In this modern age of omnipresent information and seamless access to data, moonphase watches don’t exactly emanate with urgency. After all, if you wanted to check up on last night’s moonphase, you’d be more likely to check your smartphone than your watch. So how does one explain the rising popularity of moonphase watches?
Some might posit that the popularity of moonphase watches has to do with the historic origins of the complication itself, giving each piece some prime vintage allure. However, if you ask us, the modern appeal has more to do with the fact that moonphase complications are just really cool looking, as if your wristwatch is telling you a story.
For proof of the potential, look no further than models like the Ochs and Junior Moonphase and its mystic, minimalist design, or the stunning LVCEA from Bulgari. On the flip side of things is the OMEGA Speedmaster Moonwatch Professional Chronograph, which increases the utility load on a timepiece already bursting with functionality. Similarly loaded with specs is the Casio G-shock Gulfmaster Gwn-1000b-1ajf, a moon age watch that includes tide data among a slew of other things.
Suffice to say, whether you’re looking for an automatic moonphase watch, mechanical moonphase watch, moonphase tide watch or some other variation, it’s never been easier to find than it is right now. See which designs speak to you and make a killer moonphase or moon age watch part of your personal collection today, assuming you haven’t done so already.
6 of Our Favourite Moon Phase Watches
It would be downright irresponsible of us to go on and on about moonphase watches without listing out some of our personal faves. Here’s a top 6:
Jaeger-Lecoultre Master Calendar 1558420
Balanced, elegant and refined, the Jaeger-Lecoultre’s Master Calendar comes housed in a premium stainless steel case, and delivers a full range of calendar functions in addition to its brilliant moonphase complication. The result is a silver stunner that–like the full moon itself–is round, uniform and spectacular in appearance.
IWC Portofino Hand-Wound Moon Phase Edition “150 Years”
Emanating from within the 45mm stainless steel case of this hand-wound IWC Portofino is a meticulous moonphase aperture, which imbues the piece with an almost illustrative aesthetic. Meanwhile, a black alligator strap balances out the star-speckled aperture by way of straightforward sophistication.
Panerai L’Astronomo Luminor 1950 Tourbillon Moon Phases Equation of Time
To gaze upon the skeleton dial of this exceptional Panerai watch is to look into the heart of time itself. Equipped with hand-wound mechanical movement and a full range of date complications, this piece is what horological fantasies are made of. Panerai has turned things upside down on this on this one, with the moonphase displayed on the rear of the movement.
Baume & Mercier Clifton 10055
Positioning a moonphase aperture within a silver dial with gold accents, the Clifton 10055 is simply brimming with visual majesty.
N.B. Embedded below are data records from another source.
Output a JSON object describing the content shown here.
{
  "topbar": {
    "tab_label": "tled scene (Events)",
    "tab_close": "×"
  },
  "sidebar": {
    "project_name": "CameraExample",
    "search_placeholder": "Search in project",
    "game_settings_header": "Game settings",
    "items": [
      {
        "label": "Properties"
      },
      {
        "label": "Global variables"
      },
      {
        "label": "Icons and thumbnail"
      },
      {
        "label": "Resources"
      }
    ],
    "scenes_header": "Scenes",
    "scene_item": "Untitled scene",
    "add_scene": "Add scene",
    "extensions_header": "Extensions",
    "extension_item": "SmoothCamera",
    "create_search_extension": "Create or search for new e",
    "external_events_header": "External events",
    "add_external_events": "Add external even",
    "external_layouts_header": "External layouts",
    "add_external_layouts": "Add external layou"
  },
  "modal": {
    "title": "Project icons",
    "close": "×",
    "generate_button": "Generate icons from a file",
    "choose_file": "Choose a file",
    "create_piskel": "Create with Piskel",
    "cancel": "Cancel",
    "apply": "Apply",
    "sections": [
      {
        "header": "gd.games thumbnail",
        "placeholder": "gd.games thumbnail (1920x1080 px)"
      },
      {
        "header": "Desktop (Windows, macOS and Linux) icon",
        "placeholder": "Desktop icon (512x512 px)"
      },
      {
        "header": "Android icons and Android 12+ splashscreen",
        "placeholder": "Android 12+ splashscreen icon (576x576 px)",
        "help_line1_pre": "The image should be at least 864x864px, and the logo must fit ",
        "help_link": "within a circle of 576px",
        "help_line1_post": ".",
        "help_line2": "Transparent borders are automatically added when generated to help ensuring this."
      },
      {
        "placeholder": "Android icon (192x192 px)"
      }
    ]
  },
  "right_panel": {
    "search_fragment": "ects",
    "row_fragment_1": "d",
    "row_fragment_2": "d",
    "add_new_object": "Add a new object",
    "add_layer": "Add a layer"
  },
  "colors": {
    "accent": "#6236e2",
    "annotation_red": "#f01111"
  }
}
Under the skin is Swiss-made, self-winding automatic movement with a 42 hour power reserve. Sealing the deal is a comfortable strap of alligator leather.
Omega The Speedmaster Moonphase Co-Axial Master Chronometer Chronograph
Bursting with functionality, the Omega Speedmaster was the first watch to be worn on the actual moon. Celebrating as much is this moonphase edition, which features a life-like moon in the aperture, and a moonphase function that only needs to be adjusted once every 10 years for accuracy. Also included is patented Liquidmetal on the tachymeter scale, and a legion of steadfast mechanics.
Patek Philippe SA 5146G
Watchmakers don’t get much more luxurious than Patek Philippe SA, and the 5146G is accordingly an extraordinary achievement. Featuring mechanical self-winding movement of the highest quality, and a moonphase aperture (among other things) on the cream-lacquered dial, this top-shelf timepiece is the epitome of craftsmanship and elegance.
This article is part of our Watch Time series.